(Dataset items)
┄┄┄┄┄┄

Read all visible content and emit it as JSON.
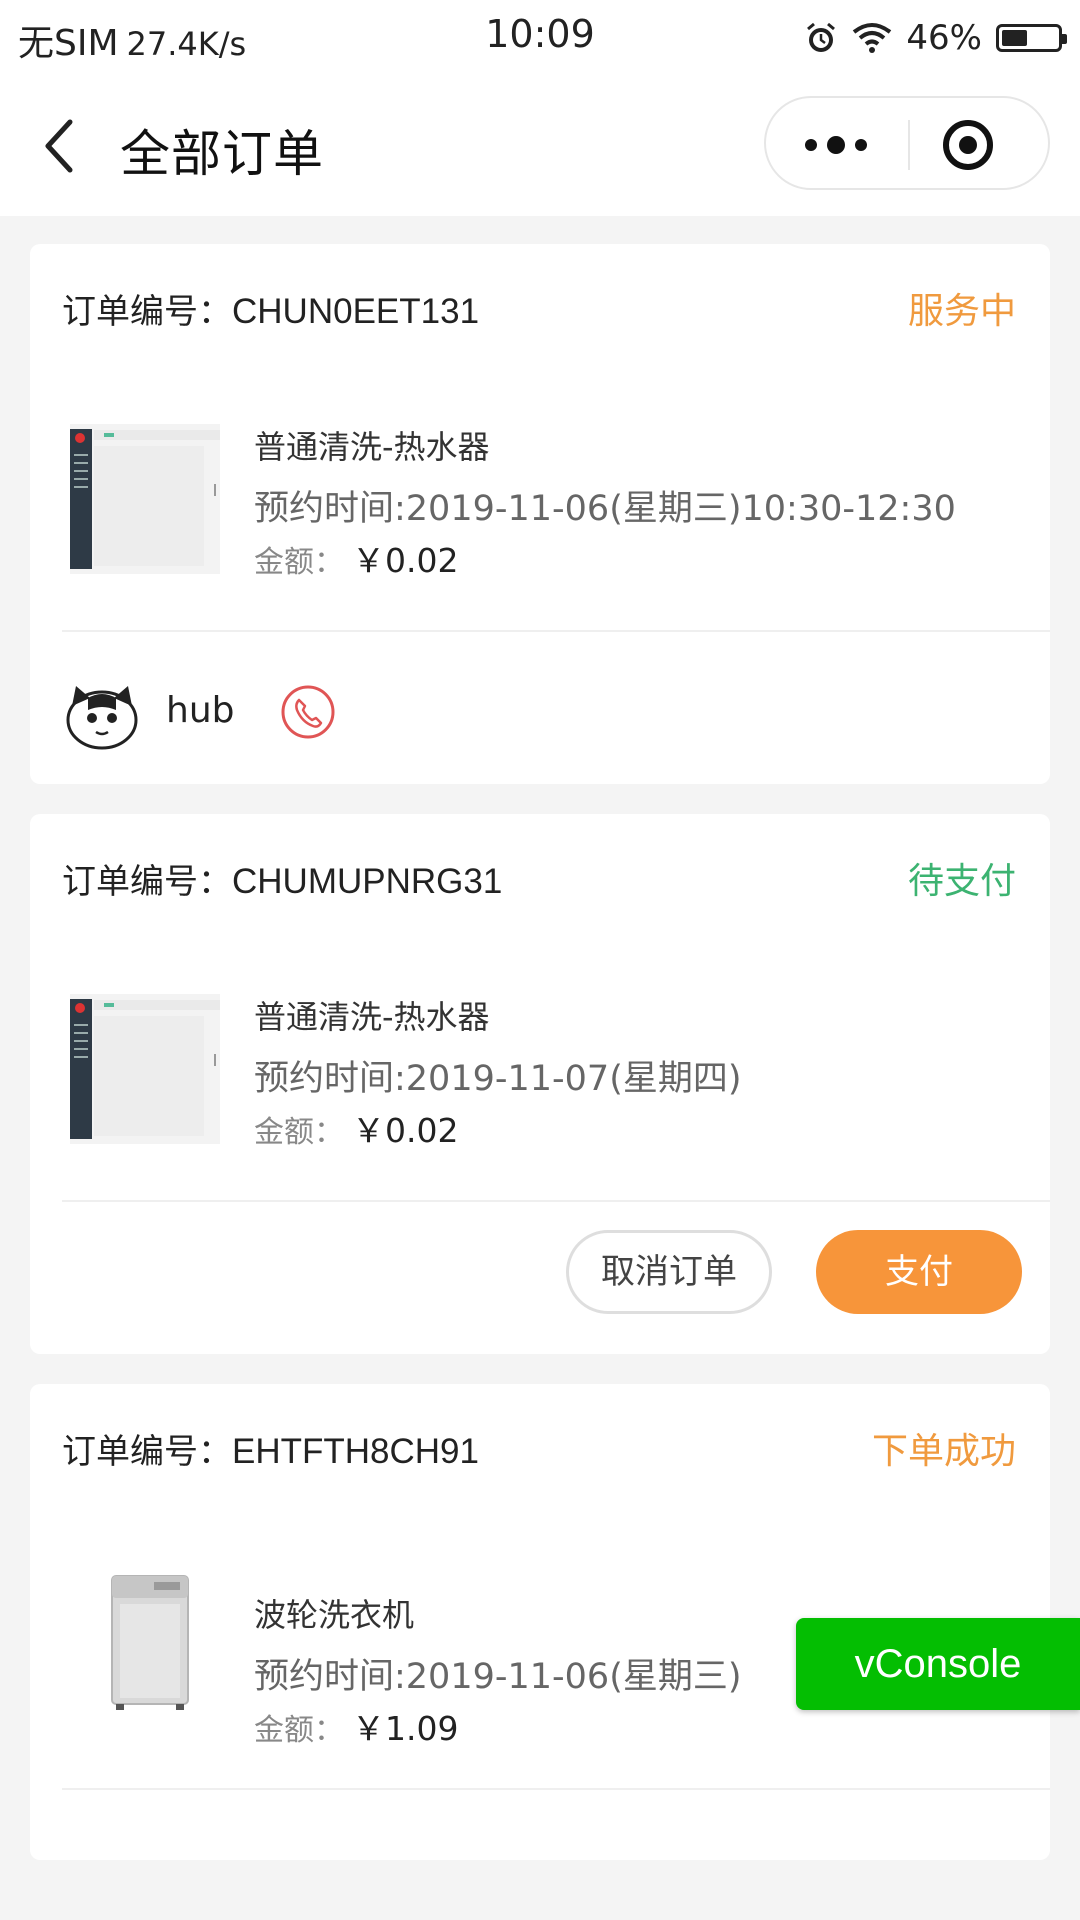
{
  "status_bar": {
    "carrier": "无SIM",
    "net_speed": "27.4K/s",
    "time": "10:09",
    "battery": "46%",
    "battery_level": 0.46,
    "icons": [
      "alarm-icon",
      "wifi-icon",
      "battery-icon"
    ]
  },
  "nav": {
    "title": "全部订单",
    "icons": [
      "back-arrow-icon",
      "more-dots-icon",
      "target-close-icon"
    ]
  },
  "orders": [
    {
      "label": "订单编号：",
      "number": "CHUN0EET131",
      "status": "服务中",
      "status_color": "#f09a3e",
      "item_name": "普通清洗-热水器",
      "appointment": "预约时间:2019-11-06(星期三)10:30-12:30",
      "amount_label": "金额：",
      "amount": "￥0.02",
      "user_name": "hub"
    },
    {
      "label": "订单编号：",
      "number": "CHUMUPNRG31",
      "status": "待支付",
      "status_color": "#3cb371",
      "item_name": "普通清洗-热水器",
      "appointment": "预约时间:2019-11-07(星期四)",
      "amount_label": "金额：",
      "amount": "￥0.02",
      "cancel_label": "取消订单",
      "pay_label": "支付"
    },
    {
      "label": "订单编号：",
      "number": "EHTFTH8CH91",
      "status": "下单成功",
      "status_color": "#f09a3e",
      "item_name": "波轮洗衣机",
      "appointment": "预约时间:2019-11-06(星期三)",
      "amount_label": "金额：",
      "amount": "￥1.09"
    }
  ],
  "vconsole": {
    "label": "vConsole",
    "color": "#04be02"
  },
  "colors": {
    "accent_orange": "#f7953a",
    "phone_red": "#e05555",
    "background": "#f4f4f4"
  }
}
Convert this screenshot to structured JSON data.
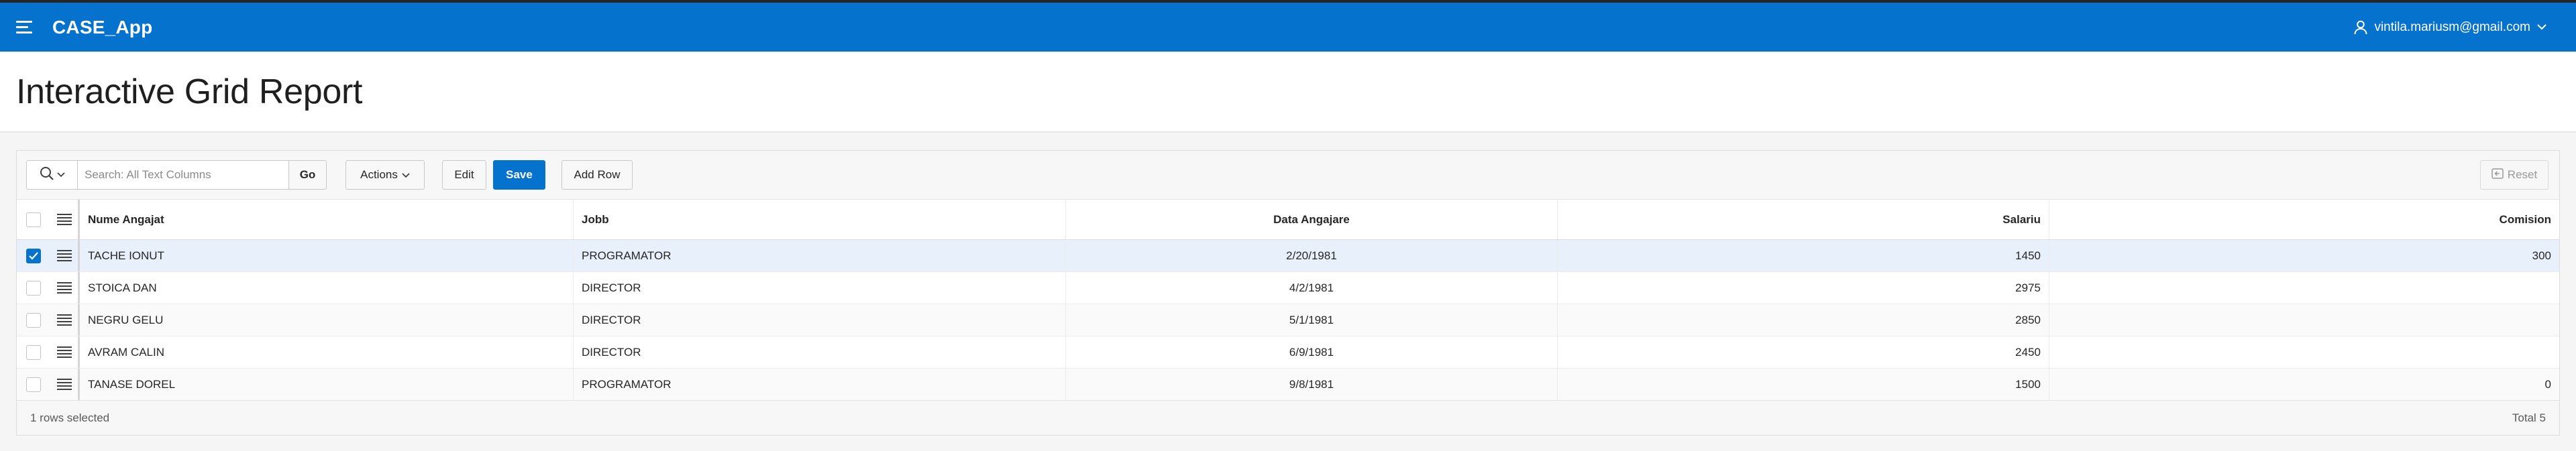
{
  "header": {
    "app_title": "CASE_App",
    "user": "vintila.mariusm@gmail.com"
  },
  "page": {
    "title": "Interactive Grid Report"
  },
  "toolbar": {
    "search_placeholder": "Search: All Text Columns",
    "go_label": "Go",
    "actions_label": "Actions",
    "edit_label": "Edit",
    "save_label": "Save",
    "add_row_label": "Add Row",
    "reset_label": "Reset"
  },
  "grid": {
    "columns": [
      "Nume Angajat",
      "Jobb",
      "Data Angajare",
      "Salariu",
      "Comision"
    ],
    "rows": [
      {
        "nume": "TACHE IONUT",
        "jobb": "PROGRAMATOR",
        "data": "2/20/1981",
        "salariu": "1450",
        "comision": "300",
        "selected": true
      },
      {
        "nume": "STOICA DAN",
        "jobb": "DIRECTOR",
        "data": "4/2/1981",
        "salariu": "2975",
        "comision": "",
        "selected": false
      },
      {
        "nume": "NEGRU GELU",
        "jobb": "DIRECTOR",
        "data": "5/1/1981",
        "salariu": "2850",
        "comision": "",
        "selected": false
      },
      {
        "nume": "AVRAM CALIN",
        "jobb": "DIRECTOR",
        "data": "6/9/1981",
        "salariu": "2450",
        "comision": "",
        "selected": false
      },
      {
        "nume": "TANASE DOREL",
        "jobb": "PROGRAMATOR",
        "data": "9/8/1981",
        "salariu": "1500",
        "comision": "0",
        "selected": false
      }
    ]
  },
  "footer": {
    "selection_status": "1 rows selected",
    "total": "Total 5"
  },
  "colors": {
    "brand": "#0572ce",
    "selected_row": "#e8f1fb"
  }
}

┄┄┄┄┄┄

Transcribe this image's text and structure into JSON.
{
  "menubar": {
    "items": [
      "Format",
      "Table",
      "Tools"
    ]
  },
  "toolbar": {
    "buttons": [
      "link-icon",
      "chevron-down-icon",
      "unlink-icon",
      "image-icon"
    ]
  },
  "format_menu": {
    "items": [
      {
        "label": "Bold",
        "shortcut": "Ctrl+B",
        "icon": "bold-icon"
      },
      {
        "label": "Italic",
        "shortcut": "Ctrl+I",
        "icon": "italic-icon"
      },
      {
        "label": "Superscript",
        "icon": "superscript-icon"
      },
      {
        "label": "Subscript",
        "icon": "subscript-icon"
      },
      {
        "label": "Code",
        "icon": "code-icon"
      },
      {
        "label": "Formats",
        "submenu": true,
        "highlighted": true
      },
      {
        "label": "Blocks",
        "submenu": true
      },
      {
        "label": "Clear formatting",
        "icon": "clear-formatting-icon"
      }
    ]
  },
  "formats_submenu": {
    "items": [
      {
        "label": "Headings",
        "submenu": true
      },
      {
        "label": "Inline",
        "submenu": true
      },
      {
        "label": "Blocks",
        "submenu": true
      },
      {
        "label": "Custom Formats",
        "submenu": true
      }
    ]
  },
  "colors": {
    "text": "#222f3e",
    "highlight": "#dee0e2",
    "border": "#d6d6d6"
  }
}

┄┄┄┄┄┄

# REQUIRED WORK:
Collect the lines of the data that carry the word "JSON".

# RESPONSE TO THE TASK:
Read all visible content and emit it as JSON.
Convert this screenshot to structured JSON data.
Transcribe this image's text and structure into JSON.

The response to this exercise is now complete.